Students display unique forms of art

Liana Ariza, Reporter

To master the skill of art alone is hard. Not everyone is as skilled to draw or paint so perfectly.

Now imagine doing a masterpiece with only spray paint and  paper.

That is exactly what Andrew Vargas, junior, and James Romero-Carrillo, also known as Jaro, sophomore, do.

Vargas makes wonderful spray paint art that is centered around galaxies and oceans. And Romero-Carrillo draws comics or manga art style.

Vargas started his art journey in the summer of 2017 by “watching videos on YouTube and then eventually watching tutorials. “I then picked up an old can of spray paint and it started that way,” he said.

Vargas describes his art “as

another sort of art style that people use. It’s a lot more free and doesn’t take as much planning as other types of art,” he said.

To start this art, Vargas said he has a sketchbook to sketch his ideas and, once he has those down, he moves on to a blank canvas.

When first seeing Vargas’ art, it looks impossible to do since the colors are so perfectly blended and the overall result itself looks flawless. But to Vargas it’s not hard at all. In fact, he has the process down so well it’s amazing.

“After I plan out what I’m doing… I normally start by if I need a base layer… I’ll do that, but I start with the planets because I usually end up having to cover that with lids to stop them from getting paint on them, then I’ll just do the background,” said Vargas.

Vargas said he became interested because he would see people do it and he bought a painting at a fair a while ago. He hasn’t entered his art in anything so far but is interested in entering it in something soon.

James Romero-Carrillo said his art is an animation that originally started in Japan, and is a combination of “Akira Toryamia art style for the body and facial features based on Yusei Matsui art style.” Toryamia is most known for the Dragon Ball franchiseand Matsui is known for Assassination Classroom.

Romero-Carrillo said he started drawing when he was 3 years old. He started off drawing stick figures then his art improved when he was introduced to anime.

“It’s based on mood and stress. I usually draw more and  more focused on it when I’m a little stressed out. But I draw more efficiently when I’m care free,” said Romero-Carrillo.

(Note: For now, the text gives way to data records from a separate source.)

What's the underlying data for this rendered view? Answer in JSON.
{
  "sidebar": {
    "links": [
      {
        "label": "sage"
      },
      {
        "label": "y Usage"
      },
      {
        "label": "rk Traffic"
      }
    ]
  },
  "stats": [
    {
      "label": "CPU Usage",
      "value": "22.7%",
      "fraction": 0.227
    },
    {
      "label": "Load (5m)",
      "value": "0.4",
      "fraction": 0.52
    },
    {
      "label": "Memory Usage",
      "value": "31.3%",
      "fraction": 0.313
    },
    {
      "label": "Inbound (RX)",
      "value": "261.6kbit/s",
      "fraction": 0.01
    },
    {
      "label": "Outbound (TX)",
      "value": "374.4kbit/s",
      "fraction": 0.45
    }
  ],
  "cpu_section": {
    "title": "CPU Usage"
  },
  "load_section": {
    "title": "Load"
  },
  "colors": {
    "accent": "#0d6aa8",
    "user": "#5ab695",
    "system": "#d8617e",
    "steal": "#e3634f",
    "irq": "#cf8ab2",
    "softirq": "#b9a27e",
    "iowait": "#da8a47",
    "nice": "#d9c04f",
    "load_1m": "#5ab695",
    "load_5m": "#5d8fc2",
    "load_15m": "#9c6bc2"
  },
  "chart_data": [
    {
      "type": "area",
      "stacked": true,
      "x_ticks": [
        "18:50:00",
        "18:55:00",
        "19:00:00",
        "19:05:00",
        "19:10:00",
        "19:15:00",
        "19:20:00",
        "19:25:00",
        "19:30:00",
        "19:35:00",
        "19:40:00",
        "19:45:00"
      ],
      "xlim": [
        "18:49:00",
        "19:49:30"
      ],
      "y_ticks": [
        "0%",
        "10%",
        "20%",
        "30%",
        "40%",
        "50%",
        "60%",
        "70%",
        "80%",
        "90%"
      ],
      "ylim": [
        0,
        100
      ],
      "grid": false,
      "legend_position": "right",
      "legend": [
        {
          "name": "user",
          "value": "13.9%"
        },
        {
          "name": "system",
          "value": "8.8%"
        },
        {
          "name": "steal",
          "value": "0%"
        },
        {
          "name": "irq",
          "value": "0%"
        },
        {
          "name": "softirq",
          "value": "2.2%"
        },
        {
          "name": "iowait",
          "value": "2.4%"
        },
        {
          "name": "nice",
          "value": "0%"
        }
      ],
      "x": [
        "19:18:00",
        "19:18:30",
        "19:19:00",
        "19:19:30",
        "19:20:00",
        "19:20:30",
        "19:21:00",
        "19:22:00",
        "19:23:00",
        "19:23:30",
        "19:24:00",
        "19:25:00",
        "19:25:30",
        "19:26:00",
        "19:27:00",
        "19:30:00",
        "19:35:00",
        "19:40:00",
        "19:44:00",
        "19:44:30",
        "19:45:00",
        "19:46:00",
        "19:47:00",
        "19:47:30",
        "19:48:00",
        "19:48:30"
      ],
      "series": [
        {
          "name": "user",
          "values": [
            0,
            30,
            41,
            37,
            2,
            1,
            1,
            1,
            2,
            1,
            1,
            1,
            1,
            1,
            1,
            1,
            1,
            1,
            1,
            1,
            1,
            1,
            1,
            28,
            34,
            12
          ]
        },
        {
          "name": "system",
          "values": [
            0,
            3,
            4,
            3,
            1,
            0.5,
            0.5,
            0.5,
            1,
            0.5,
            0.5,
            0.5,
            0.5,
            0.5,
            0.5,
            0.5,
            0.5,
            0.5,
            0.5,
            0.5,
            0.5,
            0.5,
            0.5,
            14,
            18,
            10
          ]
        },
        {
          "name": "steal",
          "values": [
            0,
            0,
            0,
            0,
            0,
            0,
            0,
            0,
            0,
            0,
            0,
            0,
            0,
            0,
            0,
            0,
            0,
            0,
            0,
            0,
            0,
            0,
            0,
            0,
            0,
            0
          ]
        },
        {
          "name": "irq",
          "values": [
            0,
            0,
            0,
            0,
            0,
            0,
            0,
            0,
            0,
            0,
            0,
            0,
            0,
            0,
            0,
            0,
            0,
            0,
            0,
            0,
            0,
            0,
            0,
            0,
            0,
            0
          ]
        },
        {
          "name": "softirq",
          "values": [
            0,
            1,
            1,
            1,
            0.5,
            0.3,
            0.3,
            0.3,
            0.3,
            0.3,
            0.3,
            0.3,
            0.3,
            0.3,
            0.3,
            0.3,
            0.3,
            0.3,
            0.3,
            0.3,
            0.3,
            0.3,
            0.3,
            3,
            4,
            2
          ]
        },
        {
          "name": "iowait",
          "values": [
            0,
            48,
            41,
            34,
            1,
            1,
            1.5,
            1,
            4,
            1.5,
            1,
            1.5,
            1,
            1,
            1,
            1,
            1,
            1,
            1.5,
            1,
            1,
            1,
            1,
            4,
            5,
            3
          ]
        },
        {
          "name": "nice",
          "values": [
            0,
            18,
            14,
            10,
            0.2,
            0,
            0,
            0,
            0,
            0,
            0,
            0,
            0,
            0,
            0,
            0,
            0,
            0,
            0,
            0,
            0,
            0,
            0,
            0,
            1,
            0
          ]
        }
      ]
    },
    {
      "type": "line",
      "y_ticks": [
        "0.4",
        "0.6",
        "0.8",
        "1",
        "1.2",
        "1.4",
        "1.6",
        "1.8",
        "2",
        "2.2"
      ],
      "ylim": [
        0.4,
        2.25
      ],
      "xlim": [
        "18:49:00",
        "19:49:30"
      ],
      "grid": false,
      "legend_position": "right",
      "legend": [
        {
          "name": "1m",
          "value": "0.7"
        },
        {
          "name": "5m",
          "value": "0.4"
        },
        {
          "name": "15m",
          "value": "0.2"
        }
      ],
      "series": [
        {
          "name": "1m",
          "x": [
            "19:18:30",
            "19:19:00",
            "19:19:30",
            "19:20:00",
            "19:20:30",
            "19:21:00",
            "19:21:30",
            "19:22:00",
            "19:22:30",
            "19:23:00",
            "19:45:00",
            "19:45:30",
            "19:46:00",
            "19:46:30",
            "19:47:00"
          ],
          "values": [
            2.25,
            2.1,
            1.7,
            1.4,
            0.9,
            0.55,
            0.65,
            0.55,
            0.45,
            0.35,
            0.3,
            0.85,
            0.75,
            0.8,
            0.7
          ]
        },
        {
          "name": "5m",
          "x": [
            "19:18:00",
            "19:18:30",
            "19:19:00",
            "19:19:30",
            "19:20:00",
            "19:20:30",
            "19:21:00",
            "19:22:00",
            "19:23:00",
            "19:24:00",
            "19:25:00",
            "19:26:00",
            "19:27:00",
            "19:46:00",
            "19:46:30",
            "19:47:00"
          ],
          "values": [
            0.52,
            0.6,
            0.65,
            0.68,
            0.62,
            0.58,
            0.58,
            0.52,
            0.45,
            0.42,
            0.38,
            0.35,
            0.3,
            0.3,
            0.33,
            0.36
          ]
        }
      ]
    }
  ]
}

Romero-Carrillo said he has never entered his art in any competitions but he is interested in doing so as well.

Andrew Vargas photographed with one of his pieces.